Law Council of Australia president Tass Liveris said that Jagot J has “demonstrated her commitment to the rule of law and access to justice in this country”.
“She will continue to be a dedicated and respected jurist as she takes up this new role in our nation’s highest court,” he proclaimed.
Australian Bar Association Dr Matt Collins KC supported this, noting that her honour will serve “with integrity and distinction”.
“On behalf of the legal profession, I also thank Justice Keane for his outstanding service, and the contribution he has made to Australian jurisprudence as a judge of the High Court since March 2013 and in his former roles, and wish his honour all the best for his forthcoming retirement.
“Australia is fortunate to have persons of their honours’ calibre who are prepared to serve the community as judicial officers,” Dr Collins noted.
NSW Bar president Gabrielle Bashir SC said: “Throughout her various judicial appointments, Justice Jagot has demonstrated herself to be an impeccable jurist, and a model of clarity, efficiency, diligence, and good humour.
“The bar has no doubt that she will make a substantial contribution to the jurisprudence of Australian law and the common law more generally.”
Justice Jagot’s appointment, Dr Collins went on, followed a comprehensive period of consultation by the Attorney-General, that included seeking the views of the ABA on suitable candidates.
“The Attorney-General is to be thanked for the consultative way in which this important decision was approached,” he said.
This sentiment was echoed by Australian Women Lawyers president Leah Marrone, who said that the premier member group for female legal professionals “warmly welcomes the appointment, and we are grateful for the extensive consultation process by the Attorney-General, which included our organisation”.
A passionate mental health advocate
Jagot J is also a board director of the Minds Count Foundation (the writer of this story is also on that board).
Speaking on behalf of the Minds Count Foundation Board, chair Melinda Upton offered “our warmest congratulations to our fellow board member, the Honourable Justice Jayne Jagot, on her appointment to the High Court of Australia”.
“Justice Jagot’s dedication to mental wellbeing in the profession is inspiring, and this significant appointment grounds her personal and professional achievements with even greater judicial service,” Ms Upton said.
A ‘proud moment’ – but more work to be done
“Her honour’s appointment is a fitting recognition of her extraordinary contributions to the law. We know she will serve the people of Australia with distinction,” Ms Marrone said.
“We recognise the historical significance of her honour’s appointment in that it represents the first time the High Court has had a majority-female bench.
“This is a proud moment for our organisation, and for Australia’s legal profession as a whole.”
Looking ahead, Mr Liveris added, promoting greater judicial diversity is an essential part of ensuring public and litigant confidence in the administration of justice and, particularly, in judges’ ability to make responsive and well-informed decisions.
Diversity in the judiciary, he argued, has a clear flow-on effect for a person’s experience in a courtroom and could be considered a necessary part of enjoying comprehensive access to justice.
“The Law Council recognises diversity as an essential feature in ensuring a responsive and well-informed judiciary.

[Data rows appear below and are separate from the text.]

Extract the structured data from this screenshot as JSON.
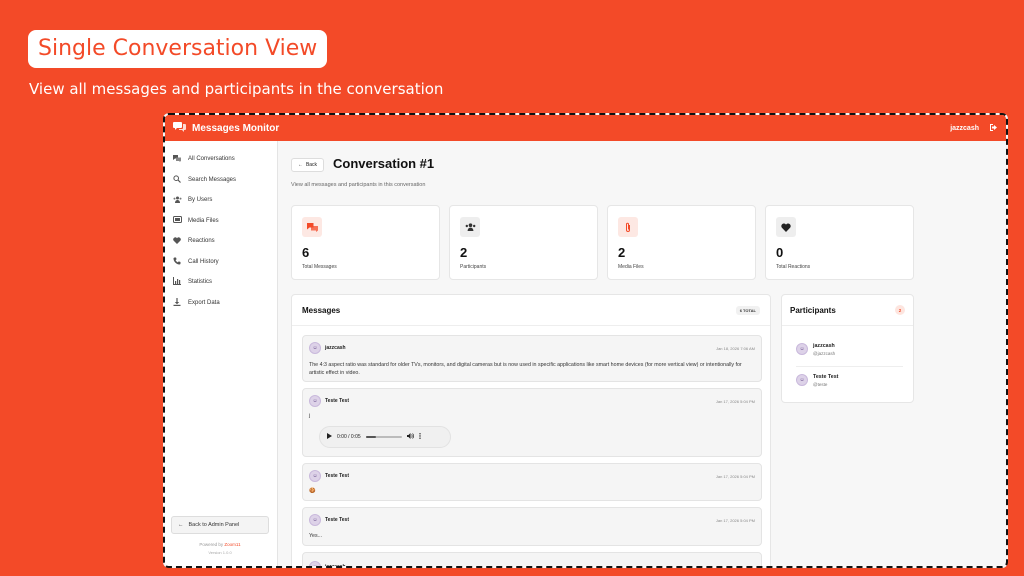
{
  "promo": {
    "title": "Single Conversation View",
    "subtitle": "View all messages and participants in the conversation"
  },
  "app": {
    "name": "Messages Monitor",
    "user": "jazzcash"
  },
  "sidebar": {
    "items": [
      {
        "label": "All Conversations",
        "icon": "chat-bubbles-icon"
      },
      {
        "label": "Search Messages",
        "icon": "search-icon"
      },
      {
        "label": "By Users",
        "icon": "users-icon"
      },
      {
        "label": "Media Files",
        "icon": "media-icon"
      },
      {
        "label": "Reactions",
        "icon": "heart-icon"
      },
      {
        "label": "Call History",
        "icon": "phone-icon"
      },
      {
        "label": "Statistics",
        "icon": "chart-icon"
      },
      {
        "label": "Export Data",
        "icon": "download-icon"
      }
    ],
    "back_admin": "Back to Admin Panel",
    "powered_by": "Powered by",
    "brand": "Zoom11",
    "version": "Version 1.0.0"
  },
  "page": {
    "back_label": "Back",
    "title": "Conversation #1",
    "subtitle": "View all messages and participants in this conversation"
  },
  "stats": [
    {
      "value": "6",
      "label": "Total Messages",
      "icon": "chat-bubbles-icon",
      "color": "#f34a28"
    },
    {
      "value": "2",
      "label": "Participants",
      "icon": "users-icon",
      "color": "#333333"
    },
    {
      "value": "2",
      "label": "Media Files",
      "icon": "paperclip-icon",
      "color": "#f34a28"
    },
    {
      "value": "0",
      "label": "Total Reactions",
      "icon": "heart-icon",
      "color": "#222222"
    }
  ],
  "messages_panel": {
    "title": "Messages",
    "total_badge": "6 TOTAL",
    "messages": [
      {
        "sender": "jazzcash",
        "time": "Jan 18, 2026 7:06 AM",
        "text": "The 4:3 aspect ratio was standard for older TVs, monitors, and digital cameras but is now used in specific applications like smart home devices (for more vertical view) or intentionally for artistic effect in video."
      },
      {
        "sender": "Teste Test",
        "time": "Jan 17, 2026 5:04 PM",
        "text": "j",
        "audio": {
          "time": "0:00 / 0:05",
          "progress": 0.3
        }
      },
      {
        "sender": "Teste Test",
        "time": "Jan 17, 2026 5:04 PM",
        "text": "🍪"
      },
      {
        "sender": "Teste Test",
        "time": "Jan 17, 2026 5:04 PM",
        "text": "Yes..."
      },
      {
        "sender": "jazzcash",
        "time": "",
        "text": ""
      }
    ]
  },
  "participants_panel": {
    "title": "Participants",
    "count": "2",
    "participants": [
      {
        "name": "jazzcash",
        "handle": "@jazzcash"
      },
      {
        "name": "Teste Test",
        "handle": "@teste"
      }
    ]
  }
}
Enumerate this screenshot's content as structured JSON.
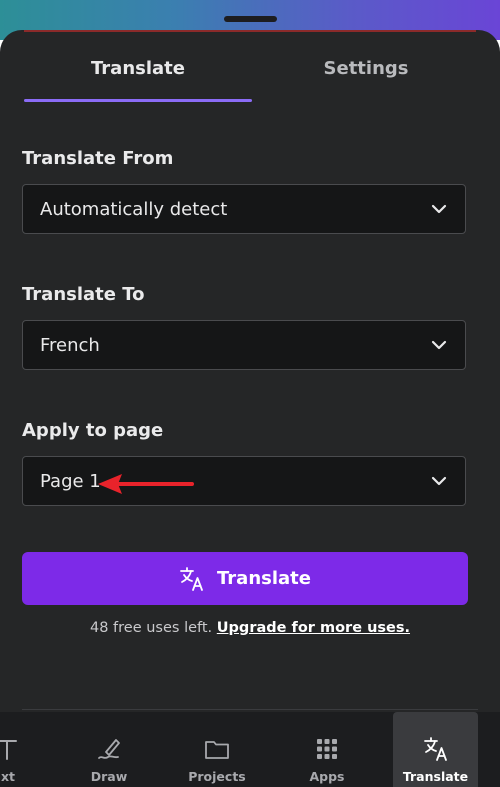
{
  "tabs": [
    {
      "label": "Translate",
      "active": true
    },
    {
      "label": "Settings",
      "active": false
    }
  ],
  "form": {
    "from_label": "Translate From",
    "from_value": "Automatically detect",
    "to_label": "Translate To",
    "to_value": "French",
    "page_label": "Apply to page",
    "page_value": "Page 1"
  },
  "action": {
    "button_label": "Translate",
    "uses_text": "48 free uses left.",
    "upgrade_link": "Upgrade for more uses."
  },
  "nav": [
    {
      "label": "xt",
      "icon": "text-icon"
    },
    {
      "label": "Draw",
      "icon": "draw-icon"
    },
    {
      "label": "Projects",
      "icon": "folder-icon"
    },
    {
      "label": "Apps",
      "icon": "apps-grid-icon"
    },
    {
      "label": "Translate",
      "icon": "translate-icon",
      "active": true
    }
  ],
  "colors": {
    "accent": "#8b6cf6",
    "button": "#7d2ae8",
    "panel": "#252627",
    "annotation_arrow": "#e8232b"
  }
}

Over 50 per cent of our profession and population are female. Representation in our courts should reflect the community that they serve,” Mr Liveris submitted.
Ms Marrone made similar remarks, noting that AWL “strongly believes” that appointing women judges is an important part of ensuring that the judiciary is representative of the community both demographically and in terms of the life experience they bring to their work.
It is important, she outlined, “that the people making some of the most important decisions in the country are truly representative of the community those decisions are made for”.
“We hope that into the near future we will also see a greater representation on the bench from other underrepresented sectors of society, with greater diversity reflecting the wonderful diversity of our country,” she said.